“Yellow-vented Flowerpeckers (Dicaeum chrysorrheum chrysorrheum) (above) are reported by some as primarily frugivorous (Wells 2007); others note also nectar and beetles in its diet (Cheke & Mann, HBW 2017). I have often seen it take figs (variety of types especially Ficus benjamina), and berries, especially Straits Rhododendron (Melastoma malabathricum) and the Village Cherry (Muntingia calabura).
“Today I observed it feeding on the fruit of the Rusty-leaf Mistletoe (Scurrula ferruginea) (above, below); I was unsure about nectar feeding on the flowers.
“The Rusty-leaf Mistletoe produces a 1cm long, hairy fruit (below: flowers and fruits). Mistletoe fruits are known as pseudo-berries, true berries by definition have many seeds. Mistletoe fruits have only one large seed, a drupe or stone fruit.
“Most flowerpeckers either discard mistletoe seeds prior to the fruit being eaten, or the seed passes through the gut undigested. This depends on the species of mistletoe and the species of flowerpecker. Yellow-vented Flowerpeckers swallow the fruit whole, with the seed.
“Mistletoe seeds are coated with a sticky material called viscin (adhesive mucilaginous tissue) which adheres to trees. I saw this sticky material excreted but failed to document it. I also saw the bird wriggling the rear end to enable the removal of a seed.

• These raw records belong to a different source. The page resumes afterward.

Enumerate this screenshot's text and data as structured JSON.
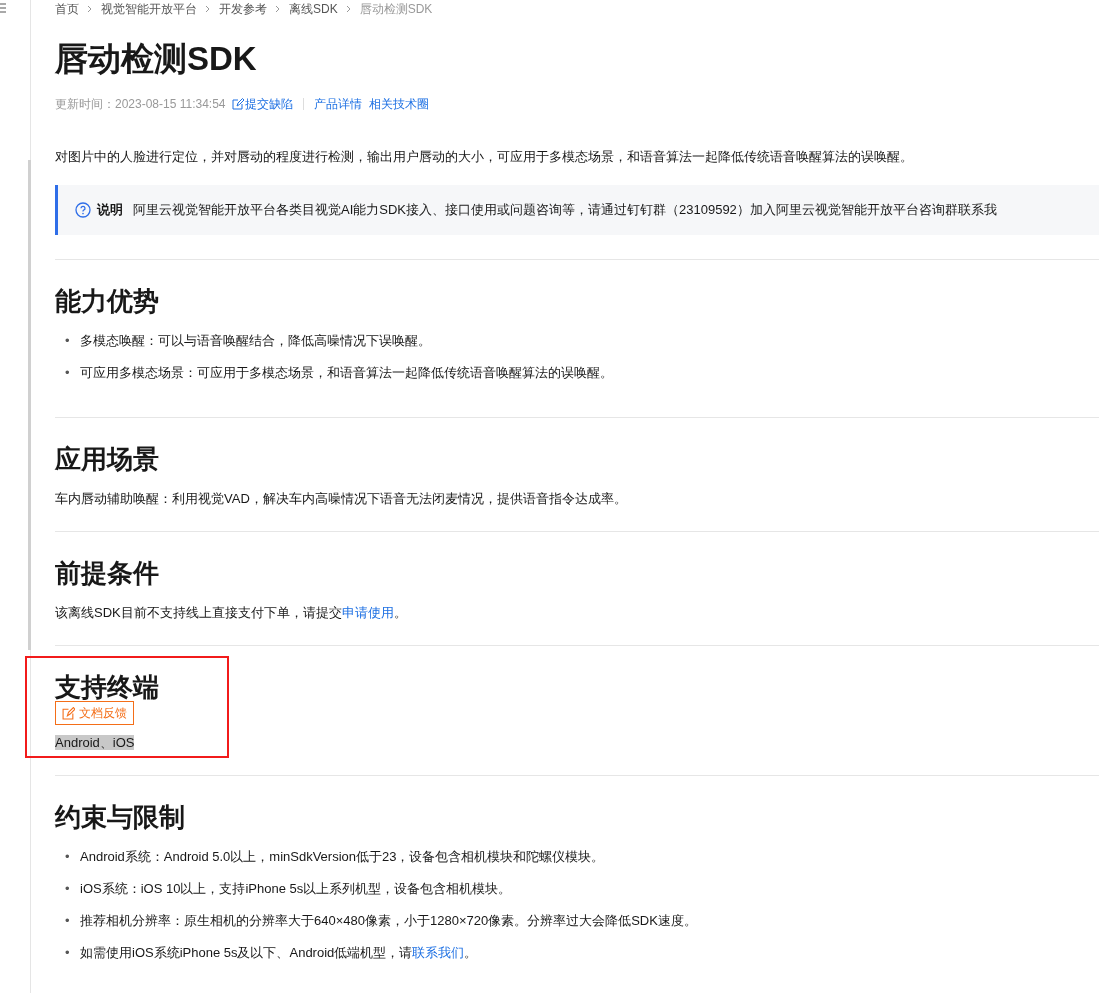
{
  "breadcrumb": [
    "首页",
    "视觉智能开放平台",
    "开发参考",
    "离线SDK",
    "唇动检测SDK"
  ],
  "title": "唇动检测SDK",
  "meta": {
    "updated": "更新时间：2023-08-15 11:34:54",
    "links": [
      "提交缺陷",
      "产品详情",
      "相关技术圈"
    ]
  },
  "intro": "对图片中的人脸进行定位，并对唇动的程度进行检测，输出用户唇动的大小，可应用于多模态场景，和语音算法一起降低传统语音唤醒算法的误唤醒。",
  "note": {
    "label": "说明",
    "text": "阿里云视觉智能开放平台各类目视觉AI能力SDK接入、接口使用或问题咨询等，请通过钉钉群（23109592）加入阿里云视觉智能开放平台咨询群联系我"
  },
  "sections": [
    {
      "heading": "能力优势",
      "kind": "bullets",
      "annotated": false,
      "items": [
        {
          "bullet": "•",
          "segments": [
            {
              "kind": "text",
              "text": "多模态唤醒：可以与语音唤醒结合，降低高噪情况下误唤醒。"
            }
          ]
        },
        {
          "bullet": "•",
          "segments": [
            {
              "kind": "text",
              "text": "可应用多模态场景：可应用于多模态场景，和语音算法一起降低传统语音唤醒算法的误唤醒。"
            }
          ]
        }
      ]
    },
    {
      "heading": "应用场景",
      "kind": "paragraph",
      "annotated": false,
      "highlighted": false,
      "segments": [
        {
          "kind": "text",
          "text": "车内唇动辅助唤醒：利用视觉VAD，解决车内高噪情况下语音无法闭麦情况，提供语音指令达成率。"
        }
      ]
    },
    {
      "heading": "前提条件",
      "kind": "paragraph",
      "annotated": false,
      "highlighted": false,
      "segments": [
        {
          "kind": "text",
          "text": "该离线SDK目前不支持线上直接支付下单，请提交"
        },
        {
          "kind": "link",
          "text": "申请使用"
        },
        {
          "kind": "text",
          "text": "。"
        }
      ]
    },
    {
      "heading": "支持终端",
      "kind": "paragraph",
      "annotated": true,
      "feedback_button": "文档反馈",
      "highlighted": true,
      "segments": [
        {
          "kind": "text",
          "text": "Android、iOS"
        }
      ]
    },
    {
      "heading": "约束与限制",
      "kind": "bullets",
      "annotated": false,
      "items": [
        {
          "bullet": "•",
          "segments": [
            {
              "kind": "text",
              "text": "Android系统：Android 5.0以上，minSdkVersion低于23，设备包含相机模块和陀螺仪模块。"
            }
          ]
        },
        {
          "bullet": "•",
          "segments": [
            {
              "kind": "text",
              "text": "iOS系统：iOS 10以上，支持iPhone 5s以上系列机型，设备包含相机模块。"
            }
          ]
        },
        {
          "bullet": "•",
          "segments": [
            {
              "kind": "text",
              "text": "推荐相机分辨率：原生相机的分辨率大于640×480像素，小于1280×720像素。分辨率过大会降低SDK速度。"
            }
          ]
        },
        {
          "bullet": "•",
          "segments": [
            {
              "kind": "text",
              "text": "如需使用iOS系统iPhone 5s及以下、Android低端机型，请"
            },
            {
              "kind": "link",
              "text": "联系我们"
            },
            {
              "kind": "text",
              "text": "。"
            }
          ]
        }
      ]
    }
  ]
}
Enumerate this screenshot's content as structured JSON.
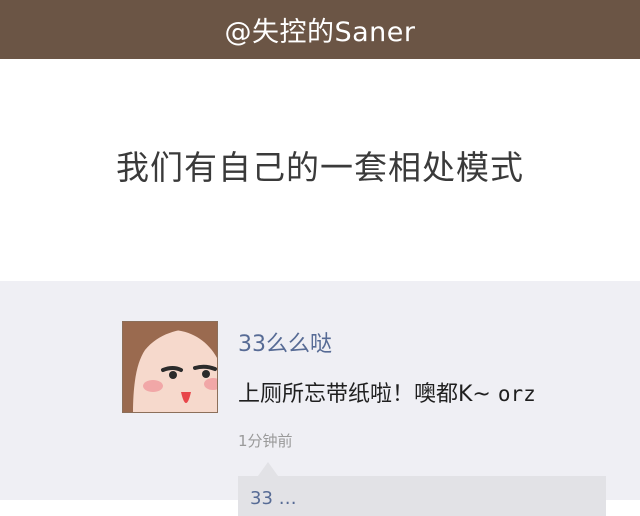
{
  "header": {
    "handle": "@失控的Saner"
  },
  "headline": {
    "text": "我们有自己的一套相处模式"
  },
  "post": {
    "author": "33么么哒",
    "content_cn": "上厕所忘带纸啦！噢都K~ ",
    "content_latin": "orz",
    "time": "1分钟前"
  },
  "comments": [
    {
      "text": "33 …"
    }
  ],
  "colors": {
    "topbar": "#6b5545",
    "feed_bg": "#efeff4",
    "name_link": "#576b95"
  }
}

“The word ‘mistletoe’ is supposed to be derived from the Anglo-Saxon words ‘mistel’ meaning ‘dung’ and ‘tan,’ meaning ‘twig’. Hence referring to birds feeding on this fruit and depositing seeds in their droppings on branches – one mechanism of seed dispersal.”
Dato’ Dr Amar-Singh HSS
Ipoh, Perak, Malaysia
1st January 2017
Location: Kledang-Sayong Forest Reserve, Ipoh, Perak, Malaysia
Habitat: Trail along primary jungle
1. A Guide to the Common Epiphytes and Mistletoes of Singapore. Yong, Wei, Khew, Rong, San. 2014.
2. Mistletoe. From Wikipedia LINK.
3. Ron Yeo. Mistletoes of Singapore. LINK.
4. Wells, D.R. (2007) The birds of the Thai-Malay Peninsula: Vol. 2 (Passarines). Christopher Helm, London.
5. Cheke & Mann. Yellow-vented Flowerpecker (Dicaeum chrysorrheum). Handbook of the Birds of the World Alive. Lynx Edicions, Barcelona. (retrieved from on 1 January 2017).